"""

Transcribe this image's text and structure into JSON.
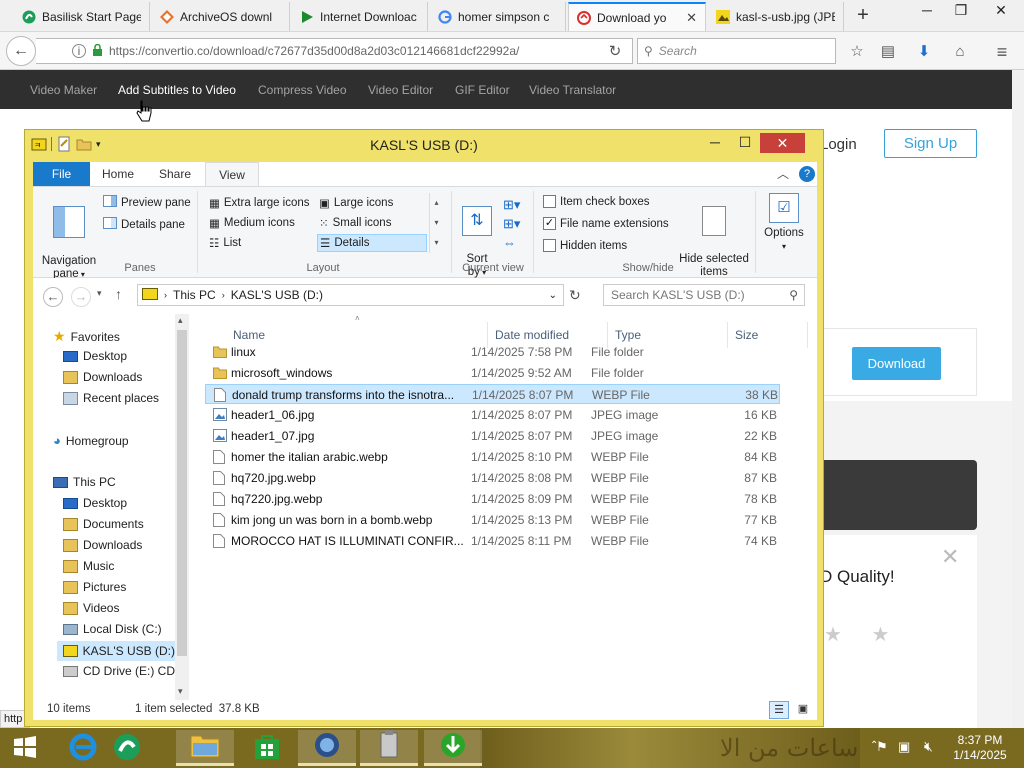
{
  "browser": {
    "tabs": [
      {
        "title": "Basilisk Start Page",
        "icon": "basilisk-icon"
      },
      {
        "title": "ArchiveOS downl",
        "icon": "archiveos-icon"
      },
      {
        "title": "Internet Downloac",
        "icon": "play-icon"
      },
      {
        "title": "homer simpson c",
        "icon": "google-icon"
      },
      {
        "title": "Download yo",
        "icon": "convertio-icon",
        "active": true
      },
      {
        "title": "kasl-s-usb.jpg (JPE",
        "icon": "image-icon"
      }
    ],
    "url": "https://convertio.co/download/c72677d35d00d8a2d03c012146681dcf22992a/",
    "search_placeholder": "Search"
  },
  "site": {
    "nav": [
      "Video Maker",
      "Add Subtitles to Video",
      "Compress Video",
      "Video Editor",
      "GIF Editor",
      "Video Translator"
    ],
    "nav_hovered": "Add Subtitles to Video",
    "login": "Login",
    "signup": "Sign Up",
    "download": "Download",
    "promo_text": "D Quality!",
    "promo_stars": "★ ★",
    "status_url": "http"
  },
  "explorer": {
    "title": "KASL'S USB (D:)",
    "ribbon_tabs": {
      "file": "File",
      "home": "Home",
      "share": "Share",
      "view": "View"
    },
    "ribbon": {
      "navigation_pane": "Navigation\npane",
      "preview_pane": "Preview pane",
      "details_pane": "Details pane",
      "panes_label": "Panes",
      "extra_large_icons": "Extra large icons",
      "large_icons": "Large icons",
      "medium_icons": "Medium icons",
      "small_icons": "Small icons",
      "list": "List",
      "details": "Details",
      "layout_label": "Layout",
      "sort_by": "Sort\nby",
      "current_view_label": "Current view",
      "item_check_boxes": "Item check boxes",
      "file_name_extensions": "File name extensions",
      "hidden_items": "Hidden items",
      "hide_selected_items": "Hide selected\nitems",
      "show_hide_label": "Show/hide",
      "options": "Options",
      "checked": {
        "item_check_boxes": false,
        "file_name_extensions": true,
        "hidden_items": false
      }
    },
    "breadcrumb": [
      "This PC",
      "KASL'S USB (D:)"
    ],
    "search_placeholder": "Search KASL'S USB (D:)",
    "nav_pane": {
      "favorites": "Favorites",
      "fav_items": [
        "Desktop",
        "Downloads",
        "Recent places"
      ],
      "homegroup": "Homegroup",
      "this_pc": "This PC",
      "pc_items": [
        "Desktop",
        "Documents",
        "Downloads",
        "Music",
        "Pictures",
        "Videos",
        "Local Disk (C:)",
        "KASL'S USB (D:)",
        "CD Drive (E:) CDF"
      ]
    },
    "columns": {
      "name": "Name",
      "date": "Date modified",
      "type": "Type",
      "size": "Size"
    },
    "files": [
      {
        "name": "linux",
        "date": "1/14/2025 7:58 PM",
        "type": "File folder",
        "size": "",
        "icon": "folder-icon"
      },
      {
        "name": "microsoft_windows",
        "date": "1/14/2025 9:52 AM",
        "type": "File folder",
        "size": "",
        "icon": "folder-icon"
      },
      {
        "name": "donald trump transforms into the isnotra...",
        "date": "1/14/2025 8:07 PM",
        "type": "WEBP File",
        "size": "38 KB",
        "icon": "file-icon",
        "selected": true
      },
      {
        "name": "header1_06.jpg",
        "date": "1/14/2025 8:07 PM",
        "type": "JPEG image",
        "size": "16 KB",
        "icon": "image-file-icon"
      },
      {
        "name": "header1_07.jpg",
        "date": "1/14/2025 8:07 PM",
        "type": "JPEG image",
        "size": "22 KB",
        "icon": "image-file-icon"
      },
      {
        "name": "homer the italian arabic.webp",
        "date": "1/14/2025 8:10 PM",
        "type": "WEBP File",
        "size": "84 KB",
        "icon": "file-icon"
      },
      {
        "name": "hq720.jpg.webp",
        "date": "1/14/2025 8:08 PM",
        "type": "WEBP File",
        "size": "87 KB",
        "icon": "file-icon"
      },
      {
        "name": "hq7220.jpg.webp",
        "date": "1/14/2025 8:09 PM",
        "type": "WEBP File",
        "size": "78 KB",
        "icon": "file-icon"
      },
      {
        "name": "kim jong un was born in a bomb.webp",
        "date": "1/14/2025 8:13 PM",
        "type": "WEBP File",
        "size": "77 KB",
        "icon": "file-icon"
      },
      {
        "name": "MOROCCO HAT IS ILLUMINATI CONFIR...",
        "date": "1/14/2025 8:11 PM",
        "type": "WEBP File",
        "size": "74 KB",
        "icon": "file-icon"
      }
    ],
    "status": {
      "count": "10 items",
      "selection": "1 item selected  37.8 KB"
    }
  },
  "taskbar": {
    "time": "8:37 PM",
    "date": "1/14/2025",
    "wallpaper_text": "ساعات من الا"
  },
  "colors": {
    "accent_blue": "#1979ca",
    "explorer_frame": "#f0e16a",
    "selection": "#cce8ff",
    "close_red": "#c7403a",
    "site_nav_bg": "#2f2f2f",
    "site_button": "#39aae3"
  }
}
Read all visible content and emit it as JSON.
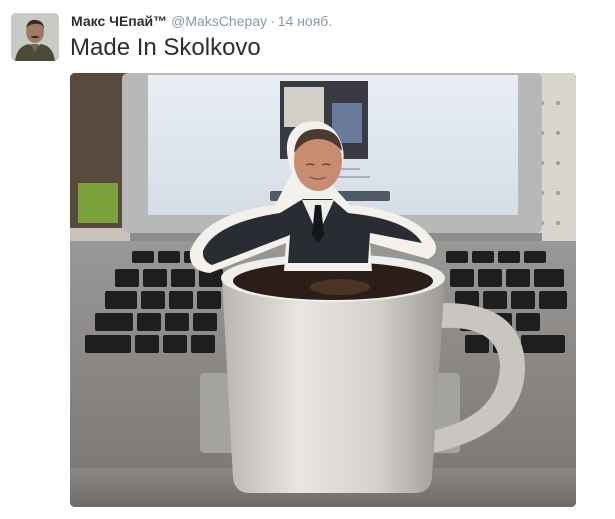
{
  "tweet": {
    "author_name": "Макс ЧЕпай™",
    "author_handle": "@MaksChepay",
    "separator": "·",
    "timestamp": "14 нояб.",
    "text": "Made In Skolkovo"
  },
  "avatar": {
    "icon": "user-avatar-photo"
  },
  "media": {
    "type": "photo",
    "icons": [
      "laptop",
      "keyboard",
      "mug",
      "paper-figure-cutout"
    ]
  },
  "colors": {
    "name": "#292f33",
    "secondary": "#8899a6",
    "text": "#292f33"
  }
}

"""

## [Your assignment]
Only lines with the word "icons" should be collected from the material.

## [Output for this task]
      "extra_large_icons": "Extra large icons",
      "large_icons": "Large icons",
      "medium_icons": "Medium icons",
      "small_icons": "Small icons",
    "icons": [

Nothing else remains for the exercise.